Dr. Leman: Yeah, it gets a focus. I mean, a kid’s homework for example, can be the focus for the entire evening in a home, with tears and tantrums and yelling and screaming and the gnashing of teeth. It’s crazy. That’s why I say when you look at tutors, don’t look at yourself, mom and dad as tutor, find one.
Doug: Find one. We’ve now become-
Andrea: Somebody who knows the subject.
Doug: We are now fans of tutors, the Terpenings have finally listened to Dr Leman. We don’t like to listen to him very often, but every now and then we do.
Dr. Leman: My wife’s been my tutor all my life. She dresses me, tells me what I should do, what I shouldn’t do, what I should eat, what I shouldn’t eat. And I find Ghirardelli squares next to my body at night, wrappers and who’s been eating those? Not me. The woman who tells me how to eat right?
Andrea: I mean the chocolate wasn’t there just their wrapper.
Dr. Leman: That’s right. I’ve had chocolate on my back, many a night.
Doug: Dr Leman, it sounds like maybe we need to have a counseling session with you and Mrs Leman here, so we’ll work on that later.

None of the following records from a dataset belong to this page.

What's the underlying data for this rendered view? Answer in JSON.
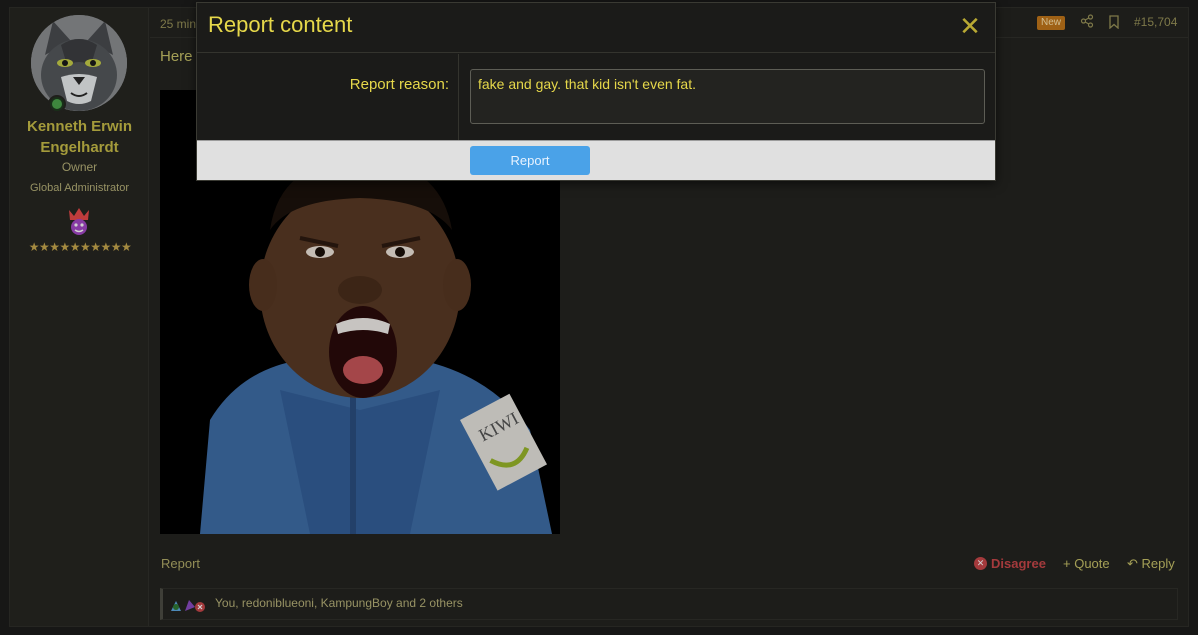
{
  "post": {
    "author": {
      "name": "Kenneth Erwin Engelhardt",
      "title": "Owner",
      "role": "Global Administrator",
      "stars": "★★★★★★★★★★",
      "avatar_icon": "cat-avatar-icon",
      "online_icon": "online-status-icon",
      "rank_icon": "crown-icon"
    },
    "time": "25 min",
    "badge_new": "New",
    "number": "#15,704",
    "text": "Here",
    "image_icon": "screaming-child-image",
    "actions": {
      "report": "Report",
      "disagree": "Disagree",
      "quote": "+ Quote",
      "reply": "Reply"
    },
    "reactions": {
      "text": "You, redoniblueoni, KampungBoy and 2 others",
      "icons": [
        "reaction-icon",
        "reaction-icon",
        "disagree-icon"
      ]
    }
  },
  "dialog": {
    "title": "Report content",
    "close_symbol": "✕",
    "reason_label": "Report reason:",
    "reason_value": "fake and gay. that kid isn't even fat.",
    "submit_label": "Report"
  },
  "colors": {
    "accent": "#e6d84a",
    "button": "#4aa2e8",
    "disagree": "#c9474a",
    "new_badge": "#c3771a"
  }
}
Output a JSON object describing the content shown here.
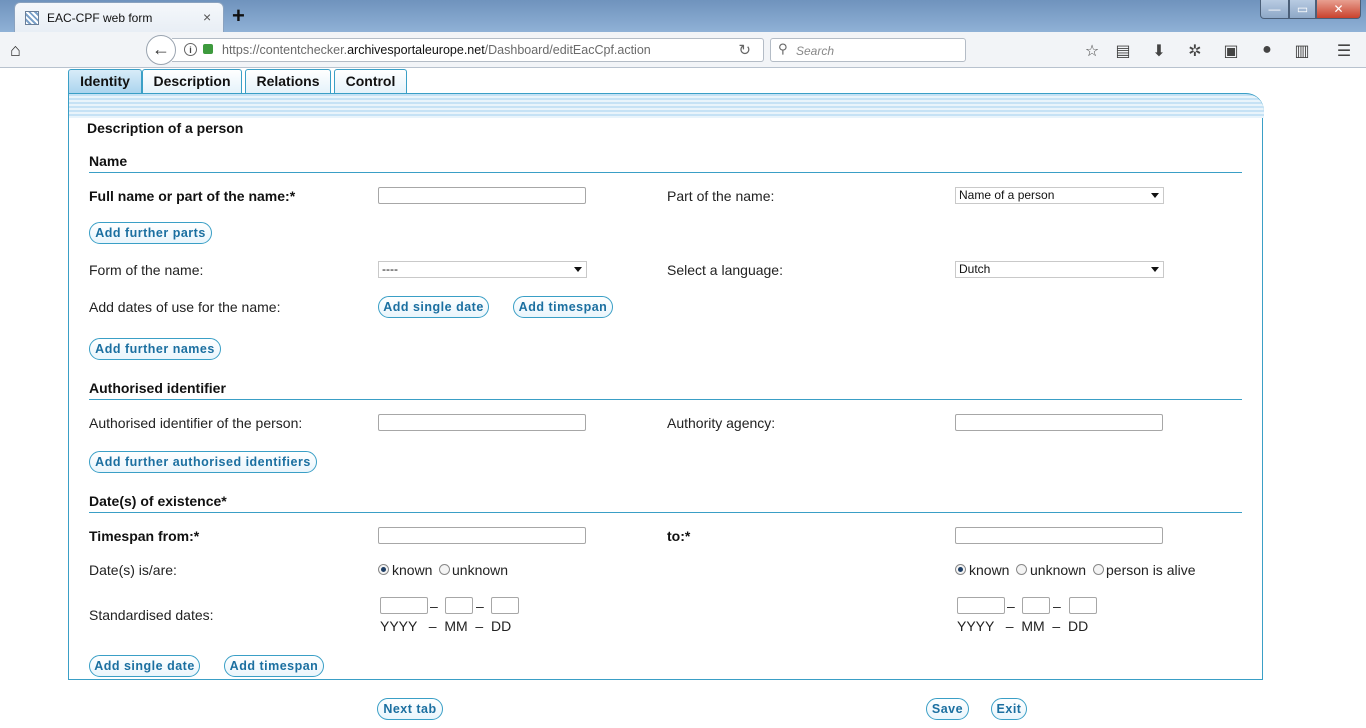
{
  "browser": {
    "tab_title": "EAC-CPF web form",
    "tab_close": "×",
    "new_tab": "+",
    "url_host": "https://contentchecker.",
    "url_domain": "archivesportaleurope.net",
    "url_path": "/Dashboard/editEacCpf.action",
    "search_placeholder": "Search",
    "window_min": "—",
    "window_max": "▭",
    "window_close": "✕"
  },
  "tabs": [
    "Identity",
    "Description",
    "Relations",
    "Control"
  ],
  "form": {
    "heading": "Description of a person",
    "name_section": {
      "title": "Name",
      "full_name_label": "Full name or part of the name:*",
      "part_label": "Part of the name:",
      "part_value": "Name of a person",
      "add_parts": "Add further parts",
      "form_label": "Form of the name:",
      "form_value": "----",
      "language_label": "Select a language:",
      "language_value": "Dutch",
      "dates_label": "Add dates of use for the name:",
      "add_single_date": "Add single date",
      "add_timespan": "Add timespan",
      "add_names": "Add further names"
    },
    "identifier_section": {
      "title": "Authorised identifier",
      "identifier_label": "Authorised identifier of the person:",
      "agency_label": "Authority agency:",
      "add_identifiers": "Add further authorised identifiers"
    },
    "existence_section": {
      "title": "Date(s) of existence*",
      "from_label": "Timespan from:*",
      "to_label": "to:*",
      "dates_are_label": "Date(s) is/are:",
      "known": "known",
      "unknown": "unknown",
      "alive": "person is alive",
      "standardised_label": "Standardised dates:",
      "dash": "–",
      "format": "YYYY   –  MM  –  DD",
      "add_single_date": "Add single date",
      "add_timespan": "Add timespan"
    }
  },
  "footer": {
    "next_tab": "Next tab",
    "save": "Save",
    "exit": "Exit"
  }
}
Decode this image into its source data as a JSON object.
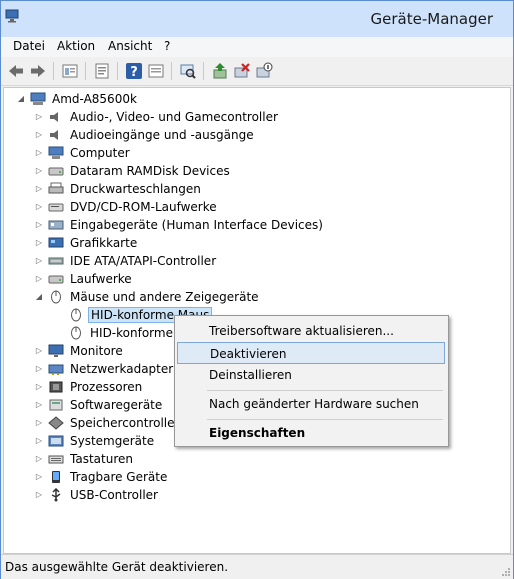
{
  "window": {
    "title": "Geräte-Manager"
  },
  "menu": [
    "Datei",
    "Aktion",
    "Ansicht",
    "?"
  ],
  "tree": {
    "root": "Amd-A85600k",
    "categories": [
      {
        "label": "Audio-, Video- und Gamecontroller",
        "icon": "speaker-icon"
      },
      {
        "label": "Audioeingänge und -ausgänge",
        "icon": "speaker-icon"
      },
      {
        "label": "Computer",
        "icon": "computer-icon"
      },
      {
        "label": "Dataram RAMDisk Devices",
        "icon": "disk-drive-icon"
      },
      {
        "label": "Druckwarteschlangen",
        "icon": "printer-icon"
      },
      {
        "label": "DVD/CD-ROM-Laufwerke",
        "icon": "dvd-drive-icon"
      },
      {
        "label": "Eingabegeräte (Human Interface Devices)",
        "icon": "hid-icon"
      },
      {
        "label": "Grafikkarte",
        "icon": "display-adapter-icon"
      },
      {
        "label": "IDE ATA/ATAPI-Controller",
        "icon": "ide-controller-icon"
      },
      {
        "label": "Laufwerke",
        "icon": "disk-drive-icon"
      },
      {
        "label": "Mäuse und andere Zeigegeräte",
        "icon": "mouse-icon",
        "expanded": true
      },
      {
        "label": "Monitore",
        "icon": "monitor-icon"
      },
      {
        "label": "Netzwerkadapter",
        "icon": "network-adapter-icon"
      },
      {
        "label": "Prozessoren",
        "icon": "processor-icon"
      },
      {
        "label": "Softwaregeräte",
        "icon": "software-device-icon"
      },
      {
        "label": "Speichercontroller",
        "icon": "storage-controller-icon"
      },
      {
        "label": "Systemgeräte",
        "icon": "system-device-icon"
      },
      {
        "label": "Tastaturen",
        "icon": "keyboard-icon"
      },
      {
        "label": "Tragbare Geräte",
        "icon": "portable-device-icon"
      },
      {
        "label": "USB-Controller",
        "icon": "usb-icon"
      }
    ],
    "mouse_children": [
      "HID-konforme Maus",
      "HID-konforme M"
    ]
  },
  "context_menu": {
    "items": [
      "Treibersoftware aktualisieren...",
      "Deaktivieren",
      "Deinstallieren",
      "Nach geänderter Hardware suchen",
      "Eigenschaften"
    ],
    "highlighted": "Deaktivieren"
  },
  "status": "Das ausgewählte Gerät deaktivieren.",
  "colors": {
    "titlebar": "#cfe2fb",
    "selection": "#cce4f7",
    "highlight_border": "#7da7d8"
  }
}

Dr. Leman: Yes, I need one.
Doug: Yes. Well Pam, thank you for your question. We love them and you can go to birthorderguide.com/podcast question and leave us your question there. We love it. We love hearing what you need. And as always, we love adding to your parenting toolbox so you can love those kids more and more and more. And we look forward to the next time that we get to be with you.
Andrea: Have a great week.
Doug: And don’t forget to go get this book, When Your Best Isn’t Good Enough. Until the 31st of January 2020 for $1.99. Alrighty.
Andrea: All right.
Doug: I’m out.
Andrea: Bye. Bye.
Doug: Bye bye.